- **Exercise requirements**
Print each record below exactly as it appears.

Stored items:
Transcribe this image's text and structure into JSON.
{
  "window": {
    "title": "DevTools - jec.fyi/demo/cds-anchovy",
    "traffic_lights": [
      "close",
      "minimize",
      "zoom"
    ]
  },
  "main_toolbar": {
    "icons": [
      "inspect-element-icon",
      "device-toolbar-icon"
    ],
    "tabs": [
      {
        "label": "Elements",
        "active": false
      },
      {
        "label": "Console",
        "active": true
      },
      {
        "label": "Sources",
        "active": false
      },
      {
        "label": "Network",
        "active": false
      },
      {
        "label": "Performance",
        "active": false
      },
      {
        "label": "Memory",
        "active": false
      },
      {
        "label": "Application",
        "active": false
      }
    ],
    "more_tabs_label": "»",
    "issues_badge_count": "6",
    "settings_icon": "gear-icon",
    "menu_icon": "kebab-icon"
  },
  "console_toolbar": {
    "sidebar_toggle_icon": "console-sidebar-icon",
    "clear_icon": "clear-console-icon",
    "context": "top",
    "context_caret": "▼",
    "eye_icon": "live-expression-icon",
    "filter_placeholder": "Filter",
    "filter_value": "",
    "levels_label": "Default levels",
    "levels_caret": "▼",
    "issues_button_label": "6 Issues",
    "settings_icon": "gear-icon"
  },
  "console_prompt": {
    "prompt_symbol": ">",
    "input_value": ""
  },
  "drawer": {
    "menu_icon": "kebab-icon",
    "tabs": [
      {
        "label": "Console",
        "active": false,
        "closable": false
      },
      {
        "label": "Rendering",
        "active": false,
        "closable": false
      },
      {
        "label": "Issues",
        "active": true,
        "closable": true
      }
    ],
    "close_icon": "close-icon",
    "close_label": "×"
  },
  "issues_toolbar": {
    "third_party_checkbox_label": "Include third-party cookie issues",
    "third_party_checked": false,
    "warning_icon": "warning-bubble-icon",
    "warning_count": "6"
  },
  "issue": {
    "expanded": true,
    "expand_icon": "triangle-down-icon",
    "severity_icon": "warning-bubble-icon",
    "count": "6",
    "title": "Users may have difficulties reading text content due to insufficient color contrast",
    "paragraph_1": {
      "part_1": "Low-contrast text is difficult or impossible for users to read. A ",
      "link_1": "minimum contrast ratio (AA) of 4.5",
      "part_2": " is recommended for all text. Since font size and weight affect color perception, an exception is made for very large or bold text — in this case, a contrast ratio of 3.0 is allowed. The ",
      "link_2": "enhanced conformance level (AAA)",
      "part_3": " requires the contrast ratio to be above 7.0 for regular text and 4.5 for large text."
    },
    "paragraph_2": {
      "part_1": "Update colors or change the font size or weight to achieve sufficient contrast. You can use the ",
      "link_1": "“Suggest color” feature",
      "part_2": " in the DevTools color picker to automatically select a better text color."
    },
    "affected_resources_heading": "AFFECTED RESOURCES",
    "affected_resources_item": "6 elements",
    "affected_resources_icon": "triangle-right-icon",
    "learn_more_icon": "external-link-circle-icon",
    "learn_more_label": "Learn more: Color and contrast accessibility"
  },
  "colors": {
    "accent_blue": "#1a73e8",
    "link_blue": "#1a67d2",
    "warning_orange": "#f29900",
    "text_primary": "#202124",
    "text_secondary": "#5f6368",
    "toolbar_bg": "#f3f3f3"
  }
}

- **Written answer**
Transcribe this image's text and structure into JSON.
{
  "window": {
    "title": "DevTools - jec.fyi/demo/cds-anchovy",
    "traffic_lights": [
      "close",
      "minimize",
      "zoom"
    ]
  },
  "main_toolbar": {
    "icons": [
      "inspect-element-icon",
      "device-toolbar-icon"
    ],
    "tabs": [
      {
        "label": "Elements",
        "active": false
      },
      {
        "label": "Console",
        "active": true
      },
      {
        "label": "Sources",
        "active": false
      },
      {
        "label": "Network",
        "active": false
      },
      {
        "label": "Performance",
        "active": false
      },
      {
        "label": "Memory",
        "active": false
      },
      {
        "label": "Application",
        "active": false
      }
    ],
    "more_tabs_label": "»",
    "issues_badge_count": "6",
    "settings_icon": "gear-icon",
    "menu_icon": "kebab-icon"
  },
  "console_toolbar": {
    "sidebar_toggle_icon": "console-sidebar-icon",
    "clear_icon": "clear-console-icon",
    "context": "top",
    "context_caret": "▼",
    "eye_icon": "live-expression-icon",
    "filter_placeholder": "Filter",
    "filter_value": "",
    "levels_label": "Default levels",
    "levels_caret": "▼",
    "issues_button_label": "6 Issues",
    "settings_icon": "gear-icon"
  },
  "console_prompt": {
    "prompt_symbol": ">",
    "input_value": ""
  },
  "drawer": {
    "menu_icon": "kebab-icon",
    "tabs": [
      {
        "label": "Console",
        "active": false,
        "closable": false
      },
      {
        "label": "Rendering",
        "active": false,
        "closable": false
      },
      {
        "label": "Issues",
        "active": true,
        "closable": true
      }
    ],
    "close_icon": "close-icon",
    "close_label": "×"
  },
  "issues_toolbar": {
    "third_party_checkbox_label": "Include third-party cookie issues",
    "third_party_checked": false,
    "warning_icon": "warning-bubble-icon",
    "warning_count": "6"
  },
  "issue": {
    "expanded": true,
    "expand_icon": "triangle-down-icon",
    "severity_icon": "warning-bubble-icon",
    "count": "6",
    "title": "Users may have difficulties reading text content due to insufficient color contrast",
    "paragraph_1": {
      "part_1": "Low-contrast text is difficult or impossible for users to read. A ",
      "link_1": "minimum contrast ratio (AA) of 4.5",
      "part_2": " is recommended for all text. Since font size and weight affect color perception, an exception is made for very large or bold text — in this case, a contrast ratio of 3.0 is allowed. The ",
      "link_2": "enhanced conformance level (AAA)",
      "part_3": " requires the contrast ratio to be above 7.0 for regular text and 4.5 for large text."
    },
    "paragraph_2": {
      "part_1": "Update colors or change the font size or weight to achieve sufficient contrast. You can use the ",
      "link_1": "“Suggest color” feature",
      "part_2": " in the DevTools color picker to automatically select a better text color."
    },
    "affected_resources_heading": "AFFECTED RESOURCES",
    "affected_resources_item": "6 elements",
    "affected_resources_icon": "triangle-right-icon",
    "learn_more_icon": "external-link-circle-icon",
    "learn_more_label": "Learn more: Color and contrast accessibility"
  },
  "colors": {
    "accent_blue": "#1a73e8",
    "link_blue": "#1a67d2",
    "warning_orange": "#f29900",
    "text_primary": "#202124",
    "text_secondary": "#5f6368",
    "toolbar_bg": "#f3f3f3"
  }
}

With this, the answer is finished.